Apart from this, what hits you hard is the sheer volume of information that are available in these blogs. I'd rather call that information overload. Sometimes you feel so exasperated by the amount of information that it makes you want to slow down, think deeply and respond to it in some meaningful way. Now, that I think about it, I feel stressed by my own inability to think deeply about every piece of information that I came across.

A good way to tackle information overload (from my experience atleast) is to sample whats already there, but to be more selective of what gets there in the first place. I'm not advocating completely closed filters, because we need serendipity to discover new concepts and ideas. A judicious selection of sources, is far better, than a more-or-less random sampling of unselected content.

Sunday, January 09, 2005

Currently Reading

Are you afraid of the dark? by Sidney Sheldon

Saturday, January 08, 2005

Putting back the pieces

The Tsunami came and went taking so many innocent lives with it. Although I was in Chennai when the quake occured, it wasn't until that evening {when the screens on my TV started relaying images}, did I realize how devastating that quake turned out to be. Tens of thousands lost their homes and many more lost their lives. Its difficult to tell how I feel - lucky to be alive or otherwise. Maybe I can leave that to the abstract word we all love to hate - fate.

But after this incident, the one thing I keep thinking about is how insignificant our life is on this planet. We come and we go. Its very natural. But the fact that none of us know when and how we are going to die is quite scary.

Its pretty amusing to see how we react when we are stuck with disasters of great magnitude - like the war on Iraq or natural disasters like the Tsunami. It shows you the fragility of existence. You tend to be grateful for what you have. It makes you want to be a better person and to lead a more upright life. How long will these lessons that we learnt from such calamities stay with us? Or will it be a matter of days before we become tired of the same news and block out all those images returning back to our own greedy ways? And even if it does, can a miniscule of goodness remain and accumulate over time and make us *better* people.

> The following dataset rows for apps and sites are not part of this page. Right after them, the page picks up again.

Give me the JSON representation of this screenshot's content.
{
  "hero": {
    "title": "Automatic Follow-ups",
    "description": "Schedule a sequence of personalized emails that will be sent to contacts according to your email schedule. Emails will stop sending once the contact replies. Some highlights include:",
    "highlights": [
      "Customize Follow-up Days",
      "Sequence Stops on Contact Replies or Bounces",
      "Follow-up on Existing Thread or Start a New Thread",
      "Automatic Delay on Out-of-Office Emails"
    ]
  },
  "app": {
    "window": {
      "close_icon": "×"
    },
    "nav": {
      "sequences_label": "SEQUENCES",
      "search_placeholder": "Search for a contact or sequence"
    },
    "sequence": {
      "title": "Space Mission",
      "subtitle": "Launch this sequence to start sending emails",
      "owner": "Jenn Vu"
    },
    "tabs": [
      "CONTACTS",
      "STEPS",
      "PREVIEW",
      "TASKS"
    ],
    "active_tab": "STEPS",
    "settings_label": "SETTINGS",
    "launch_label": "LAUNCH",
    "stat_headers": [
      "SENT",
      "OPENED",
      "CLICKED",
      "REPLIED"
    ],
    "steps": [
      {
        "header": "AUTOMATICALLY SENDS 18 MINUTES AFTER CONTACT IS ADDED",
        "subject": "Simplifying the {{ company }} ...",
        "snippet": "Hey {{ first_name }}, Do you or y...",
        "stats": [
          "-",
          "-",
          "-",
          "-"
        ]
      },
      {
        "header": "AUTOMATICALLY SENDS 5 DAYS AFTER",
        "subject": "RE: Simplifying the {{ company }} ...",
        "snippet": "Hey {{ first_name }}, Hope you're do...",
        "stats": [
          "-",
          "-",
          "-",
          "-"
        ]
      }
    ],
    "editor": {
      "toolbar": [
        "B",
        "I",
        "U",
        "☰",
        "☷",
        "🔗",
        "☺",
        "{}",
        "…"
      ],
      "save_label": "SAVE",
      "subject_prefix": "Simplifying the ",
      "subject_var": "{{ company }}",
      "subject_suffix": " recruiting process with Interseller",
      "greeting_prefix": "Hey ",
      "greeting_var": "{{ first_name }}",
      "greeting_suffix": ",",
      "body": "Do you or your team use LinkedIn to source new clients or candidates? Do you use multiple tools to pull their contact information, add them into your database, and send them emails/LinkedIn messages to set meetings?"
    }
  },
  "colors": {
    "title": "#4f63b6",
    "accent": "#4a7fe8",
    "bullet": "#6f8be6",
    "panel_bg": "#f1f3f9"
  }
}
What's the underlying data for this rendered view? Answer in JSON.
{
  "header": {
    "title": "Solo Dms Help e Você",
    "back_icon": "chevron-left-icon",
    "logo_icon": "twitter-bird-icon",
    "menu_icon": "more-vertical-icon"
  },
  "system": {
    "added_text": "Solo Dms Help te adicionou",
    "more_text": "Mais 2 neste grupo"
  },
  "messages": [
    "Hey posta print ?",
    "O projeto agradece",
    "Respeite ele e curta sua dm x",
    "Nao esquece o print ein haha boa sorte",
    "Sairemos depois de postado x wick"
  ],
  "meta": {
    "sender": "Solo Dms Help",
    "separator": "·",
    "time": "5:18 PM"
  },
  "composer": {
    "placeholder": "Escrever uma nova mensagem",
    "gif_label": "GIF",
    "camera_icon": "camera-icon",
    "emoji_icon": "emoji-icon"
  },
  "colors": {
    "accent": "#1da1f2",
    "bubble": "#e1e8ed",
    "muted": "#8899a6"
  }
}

Its nice to see so many people helping out with the relief activities. The private organizations and NGOs are doing tremendous amount of work, as compared to the government, to bring back normalcy to the lives of the survivors who once had that privilege. Although hoardes of people are contributing, it makes more sense in finding out what people need and getting those things rather than contributing whatever you can imagine of. As Amit Verma writes ..
We all have old clothes in our cupboards which pile up, and emergencies like this give us a chance to both get rid of them and to assuage our conscience. Giving old clothes is counter-productive, and they now constitute a particularly irritating form of garbage, lying in dirty heaps along most roads in coastal Tamil Nadu.
Its a sad state of affairs here. We have a government that isn't doing much. To top that we are still facing issues that we thought we were through with. However, inspite of all this, there is still hope. Hope for a better tomorrow and a better nation. From all what I've been following, I feel that the tsunami has created an enduring panorama of human spirit in a inhuman state.

Thursday, January 06, 2005

Six Apart acquires LiveJournal

Six Apart, the company that gave Movable Type to the world has acquired LiveJournal (built on open source platform) . That makes Six Apart one the largest weblog companies in the world (with nearly 6.5 million users) giving them a fighting chance with Google's Blogger and Microsoft's MSN Spaces.

Tuesday, January 04, 2005

Just when..

Just when I imagined life feels more manageable.
Just when I felt I could handle everyday responsibilities without feeling overwhelmed.
Just when I thought I could enjoy today and look forward to tomorrow.

The *tide* came and washed it all away.